(This meal was actually prepared on September 27. I have a class Tuesday evenings so I’ve written a few posts in advance for those days!)
Tonight’s ingredient is: Banana Flower!
I couldn’t resist picking up this banana flower at the giant Asian market, even though I had absolutely no idea what one does with a banana flower. Are they sweet? Savory? Internet to the rescue (it would be so much more difficult to attempt cooking with obscure ingredients without the internet to tell me what to do with them!). I found several different recipes, but the one that caught my eye was this Burmese recipe for Banana Blossom and Prawn Curry. It sounded tasty, plus provided a good place to use one of my other new ingredients: Veg Prawns from May Wah.
I neglected to actually read the Gin Thoke recipe far enough in advance to notice that it called for marinating fresh ginger in lime juice for at least two hours. Luckily I had a jar of some very nice pickled sushi ginger just sitting around, so I decided to use that in place of the fresh ginger. The recipe also included sesame seeds, peanut oil, garlic, tomato, cabbage, peanuts, soy sauce, chickpea flour, and hot chilies. I also decided to add some crispy onion pieces as a garnish.
The Thanhat recipe was unlike any other cucumber recipe I’ve made, since it called for actually cooking the cucumbers in vinegar and water. I make quick cucumber pickles frequently and enjoy a nice crisp texture so I was a little apprehensive about cooking them at all, even to the “slightly tender” called for by the recipe. Other than that it was your basic cucumber salad recipe with vinegar, sesame oil, onions, garlic, sesame seeds, turmeric powder, sugar, and salt. I also added a dash of chili oil.
Finally it was time to tackle the banana flower. I found a video about how to clean them on YouTube, which was really helpful. I never gave much thought before to how bananas grow, so it was really interesting to see all the tiny baby bananas inside the flower.

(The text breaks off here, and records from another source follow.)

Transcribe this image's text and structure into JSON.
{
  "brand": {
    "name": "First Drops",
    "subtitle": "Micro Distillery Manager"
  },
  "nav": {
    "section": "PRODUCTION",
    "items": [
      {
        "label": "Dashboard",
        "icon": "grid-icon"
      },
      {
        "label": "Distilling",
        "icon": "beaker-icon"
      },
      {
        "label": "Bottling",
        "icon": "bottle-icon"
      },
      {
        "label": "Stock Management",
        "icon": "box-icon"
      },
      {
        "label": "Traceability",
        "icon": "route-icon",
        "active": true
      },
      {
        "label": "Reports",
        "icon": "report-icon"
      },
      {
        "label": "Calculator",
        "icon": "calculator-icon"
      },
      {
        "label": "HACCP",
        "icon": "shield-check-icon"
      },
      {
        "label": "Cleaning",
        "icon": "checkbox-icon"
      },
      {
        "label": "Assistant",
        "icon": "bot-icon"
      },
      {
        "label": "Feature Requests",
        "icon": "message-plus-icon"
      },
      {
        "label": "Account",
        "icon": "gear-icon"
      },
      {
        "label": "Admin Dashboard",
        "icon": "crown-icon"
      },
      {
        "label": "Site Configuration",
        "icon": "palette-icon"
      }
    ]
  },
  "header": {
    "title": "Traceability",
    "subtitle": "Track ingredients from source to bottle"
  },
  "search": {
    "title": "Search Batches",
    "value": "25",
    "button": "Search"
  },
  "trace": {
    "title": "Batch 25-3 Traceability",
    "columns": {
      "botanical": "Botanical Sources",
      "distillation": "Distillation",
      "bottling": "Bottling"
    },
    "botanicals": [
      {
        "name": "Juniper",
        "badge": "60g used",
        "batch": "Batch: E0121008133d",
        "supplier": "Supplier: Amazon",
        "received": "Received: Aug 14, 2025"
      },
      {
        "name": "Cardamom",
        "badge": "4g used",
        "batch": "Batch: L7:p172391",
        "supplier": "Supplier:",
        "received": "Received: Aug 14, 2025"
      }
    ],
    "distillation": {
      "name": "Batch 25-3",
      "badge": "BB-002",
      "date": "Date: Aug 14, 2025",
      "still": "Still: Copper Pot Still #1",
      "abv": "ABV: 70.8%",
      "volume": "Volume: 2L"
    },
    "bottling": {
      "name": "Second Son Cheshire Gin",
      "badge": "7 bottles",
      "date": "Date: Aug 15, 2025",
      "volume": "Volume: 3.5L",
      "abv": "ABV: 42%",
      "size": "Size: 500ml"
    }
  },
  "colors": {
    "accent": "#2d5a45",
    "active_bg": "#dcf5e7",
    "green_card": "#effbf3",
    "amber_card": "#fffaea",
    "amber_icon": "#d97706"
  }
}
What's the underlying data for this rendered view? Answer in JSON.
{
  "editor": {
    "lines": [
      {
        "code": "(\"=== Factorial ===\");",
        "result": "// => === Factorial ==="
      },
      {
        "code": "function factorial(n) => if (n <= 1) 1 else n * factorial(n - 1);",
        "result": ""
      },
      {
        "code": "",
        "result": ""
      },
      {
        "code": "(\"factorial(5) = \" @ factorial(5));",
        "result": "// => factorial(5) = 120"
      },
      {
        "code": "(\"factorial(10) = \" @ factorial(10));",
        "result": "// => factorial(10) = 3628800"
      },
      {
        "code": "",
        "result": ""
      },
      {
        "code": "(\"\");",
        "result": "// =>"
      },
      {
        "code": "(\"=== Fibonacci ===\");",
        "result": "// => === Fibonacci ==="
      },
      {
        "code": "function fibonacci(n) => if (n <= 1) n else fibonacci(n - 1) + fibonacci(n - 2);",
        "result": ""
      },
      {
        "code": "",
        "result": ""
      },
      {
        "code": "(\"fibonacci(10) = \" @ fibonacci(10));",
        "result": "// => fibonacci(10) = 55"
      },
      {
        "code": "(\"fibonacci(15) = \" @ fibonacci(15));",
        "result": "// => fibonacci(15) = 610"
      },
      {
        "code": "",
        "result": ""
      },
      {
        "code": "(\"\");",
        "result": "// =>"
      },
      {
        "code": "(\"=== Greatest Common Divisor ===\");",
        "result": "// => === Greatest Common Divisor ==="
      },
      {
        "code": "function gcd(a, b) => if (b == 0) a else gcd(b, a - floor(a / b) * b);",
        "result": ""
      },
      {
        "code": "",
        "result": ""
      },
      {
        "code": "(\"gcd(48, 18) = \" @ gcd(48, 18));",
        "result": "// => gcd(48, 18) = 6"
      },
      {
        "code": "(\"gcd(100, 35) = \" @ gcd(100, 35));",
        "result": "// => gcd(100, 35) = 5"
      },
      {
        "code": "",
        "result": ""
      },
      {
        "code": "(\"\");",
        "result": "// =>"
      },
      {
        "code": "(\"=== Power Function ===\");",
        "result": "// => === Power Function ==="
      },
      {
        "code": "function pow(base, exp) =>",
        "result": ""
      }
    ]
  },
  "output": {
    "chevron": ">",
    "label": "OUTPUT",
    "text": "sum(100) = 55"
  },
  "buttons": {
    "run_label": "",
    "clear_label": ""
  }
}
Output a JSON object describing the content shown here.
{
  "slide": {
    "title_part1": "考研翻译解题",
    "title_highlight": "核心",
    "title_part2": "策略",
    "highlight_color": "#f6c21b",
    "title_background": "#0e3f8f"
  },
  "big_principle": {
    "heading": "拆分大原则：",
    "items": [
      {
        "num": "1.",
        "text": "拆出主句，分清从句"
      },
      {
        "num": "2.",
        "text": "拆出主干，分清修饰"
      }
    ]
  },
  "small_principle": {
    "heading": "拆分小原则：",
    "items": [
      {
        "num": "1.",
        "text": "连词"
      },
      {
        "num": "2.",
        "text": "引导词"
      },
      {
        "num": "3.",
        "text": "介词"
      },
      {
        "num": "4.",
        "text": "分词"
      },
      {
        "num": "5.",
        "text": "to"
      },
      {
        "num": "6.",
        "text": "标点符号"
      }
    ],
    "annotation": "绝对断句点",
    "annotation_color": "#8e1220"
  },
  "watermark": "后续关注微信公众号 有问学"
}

The taste of the flower raw was slightly bitter and starchy. It starts oxidizing and turning grey almost immediately, so it’s good to keep a bowl of water and lemon juice handy to put the flower pieces in. The central core is edible as are the baby bananas (although you have to go through all of them and pull out the tough center fiber which is not edible.)
The ingredients of the curry were pretty straightforward- lemongrass, red chilis (I used dundicuts), peanut oil, rice flour, onion, garlic, prawns. The only thing I had to substitute was shrimp paste. Internet to the rescue again- you can use miso and dulse flakes for a vegan substitute. The vegan prawns seemed a little stiff and flavorless when I first took them out of the package, but they became softer upon cooking and absorbed the flavor of the curry sauce. I followed the recipe closely to begin with, but found the sauce quite bland so I ended up adding some vegetarian “oyster” sauce and siracha. I had some basmati rice on hand which I sauteed with some yellow chives (another new ingredient from the Asian market).
The red flower petals are not edible, but they make perfect little serving dishes. I put the curry and the ginger salad in two petals and just served the cucumbers on the side. The curry was quite tasty and the banana flower pieces cooked to a nice soft texture. It was a lot of work preparing the banana flower, but it was interesting and I’d probably try it again.